Bee My Honey

MIAMI (Ivanhoe Newswire) –Honeybees – you may not realize just how important they are to you. One in every three bites of food you eat comes from a plant that was pollinated by a bee. For the past five years, 30 percent of the population has vanished. We’ll tell you how one woman is on a mission to save the species.

Marcie Davis suits up for her passion.

“I’m a beekeeper,” Davis told Ivanhoe.

And her passion is creating a buzz all over town. Three years ago, she began reading about colony collapse disorder; a mysterious condition where seemingly healthy bees were simply abandoning their hives in droves, never to return. She decided it was time to save the honey bees.

“When they go we need to pay attention and so I started to pay attention,” Davis said.

Bee pollination is responsible for $15 billion worth of crops every year. Researchers estimate that nearly one third of all honey bee colonies in the country have vanished because of stress.

“I was horrified to see that sometimes 30 percent of the bees were dying,” Davis added.

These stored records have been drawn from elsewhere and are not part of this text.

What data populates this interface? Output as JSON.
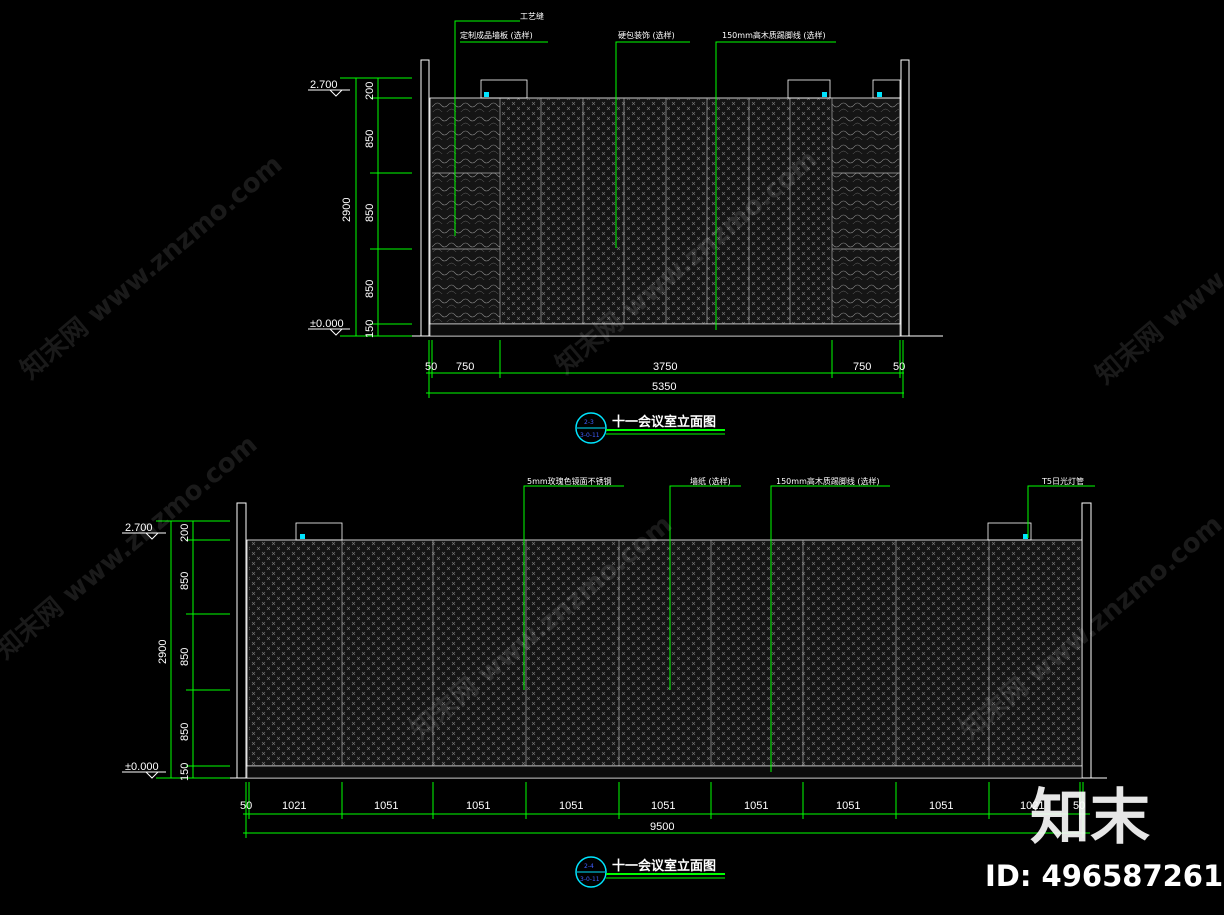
{
  "elev1": {
    "level_top": "2.700",
    "level_bottom": "±0.000",
    "dim_total_h": "2900",
    "dim_h": [
      "200",
      "850",
      "850",
      "850",
      "150"
    ],
    "dim_w": [
      "50",
      "750",
      "3750",
      "750",
      "50"
    ],
    "dim_total_w": "5350",
    "labels": [
      "工艺缝",
      "定制成品墙板 (选样)",
      "硬包装饰 (选样)",
      "150mm高木质踢脚线 (选样)"
    ],
    "title": "十一会议室立面图",
    "tag_top": "2-3",
    "tag_bottom": "3-0-11"
  },
  "elev2": {
    "level_top": "2.700",
    "level_bottom": "±0.000",
    "dim_total_h": "2900",
    "dim_h": [
      "200",
      "850",
      "850",
      "850",
      "150"
    ],
    "dim_w": [
      "50",
      "1021",
      "1051",
      "1051",
      "1051",
      "1051",
      "1051",
      "1051",
      "1051",
      "1021",
      "50"
    ],
    "dim_total_w": "9500",
    "labels": [
      "5mm玫瑰色镜面不锈钢",
      "墙纸 (选样)",
      "150mm高木质踢脚线 (选样)",
      "T5日光灯管"
    ],
    "title": "十一会议室立面图",
    "tag_top": "2-4",
    "tag_bottom": "3-0-11"
  },
  "watermark": {
    "brand": "知末网 www.znzmo.com"
  },
  "branding": {
    "logo": "知末",
    "id": "ID: 496587261"
  },
  "colors": {
    "dim": "#00ff00",
    "line": "#ffffff",
    "leader": "#00ff00",
    "panel": "#1a1a1a",
    "pattern": "#6a6a6a",
    "cyan": "#00e5ff",
    "blue": "#0000ff"
  }
}
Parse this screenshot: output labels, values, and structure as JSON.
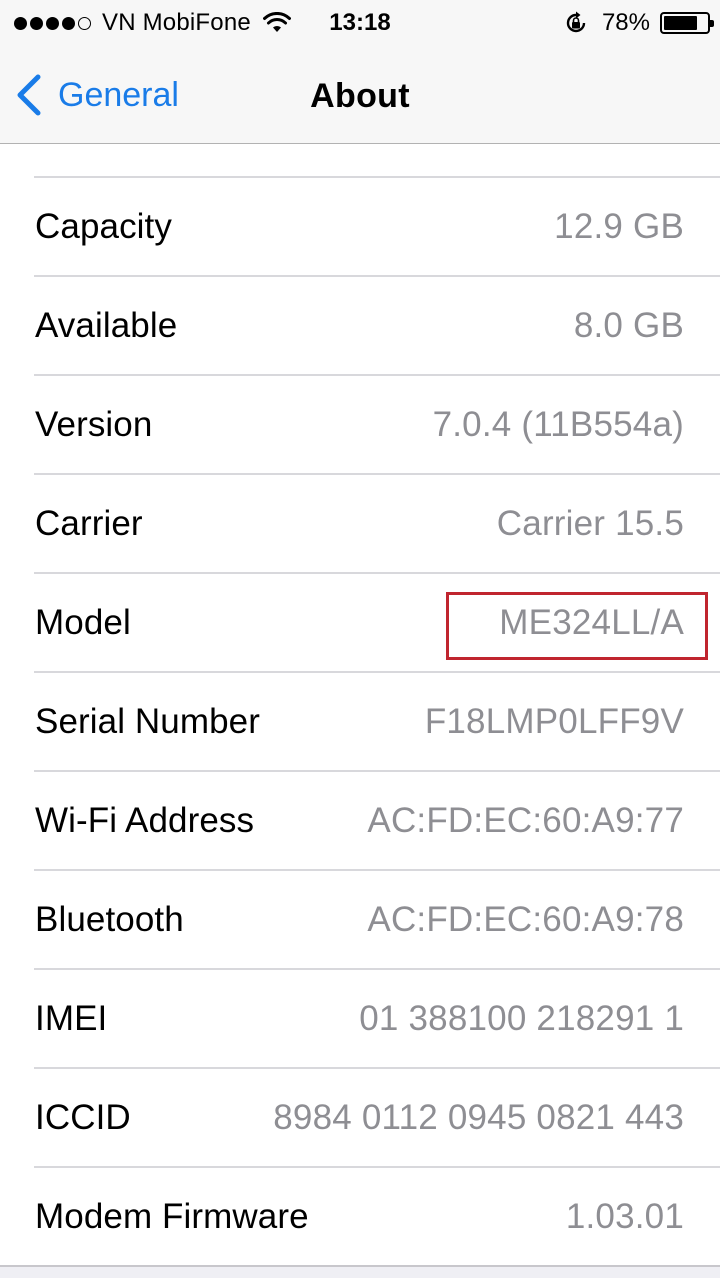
{
  "status_bar": {
    "carrier": "VN MobiFone",
    "signal_bars_filled": 4,
    "signal_bars_total": 5,
    "time": "13:18",
    "battery_percent": "78%",
    "battery_level": 0.78,
    "icons": [
      "wifi-icon",
      "rotation-lock-icon",
      "battery-icon"
    ]
  },
  "nav": {
    "back_label": "General",
    "title": "About",
    "accent_color": "#1a7ce8"
  },
  "highlight_color": "#c0252f",
  "rows": [
    {
      "label": "Capacity",
      "value": "12.9 GB"
    },
    {
      "label": "Available",
      "value": "8.0 GB"
    },
    {
      "label": "Version",
      "value": "7.0.4 (11B554a)"
    },
    {
      "label": "Carrier",
      "value": "Carrier 15.5"
    },
    {
      "label": "Model",
      "value": "ME324LL/A",
      "highlighted": true
    },
    {
      "label": "Serial Number",
      "value": "F18LMP0LFF9V"
    },
    {
      "label": "Wi-Fi Address",
      "value": "AC:FD:EC:60:A9:77"
    },
    {
      "label": "Bluetooth",
      "value": "AC:FD:EC:60:A9:78"
    },
    {
      "label": "IMEI",
      "value": "01 388100 218291 1"
    },
    {
      "label": "ICCID",
      "value": "8984 0112 0945 0821 443"
    },
    {
      "label": "Modem Firmware",
      "value": "1.03.01"
    }
  ]
}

Marcie, with the help of an expert beekeeper began raising honeybees in her backyard two years ago. She started with four hives. Today, she has 13 hives in a one acre lot and produces more than 2,000 pounds of honey a year.

“The bees changed my life,” Davis explained.

She launched Bee My Honey, a business selling organic raw honey, which she collects and bottles in her own house. Raw honey is loaded with vitamins A, C, D, E and K and is high in minerals like potassium, iron and calcium — which are vital for maintaining health.

“I encourage anybody who has the vaguest interest in bees to pursue it because you are helping save mankind,” Davis concluded.

She hopes her actions will create enough buzz to last a lifetime.

It takes two million flower blossoms to make one pound of honey and 55,000 miles of flying. Each bee only makes 1/12 of a teaspoon of honey in their lifetime. To learn more about colony collapse disorder go to

You may also like...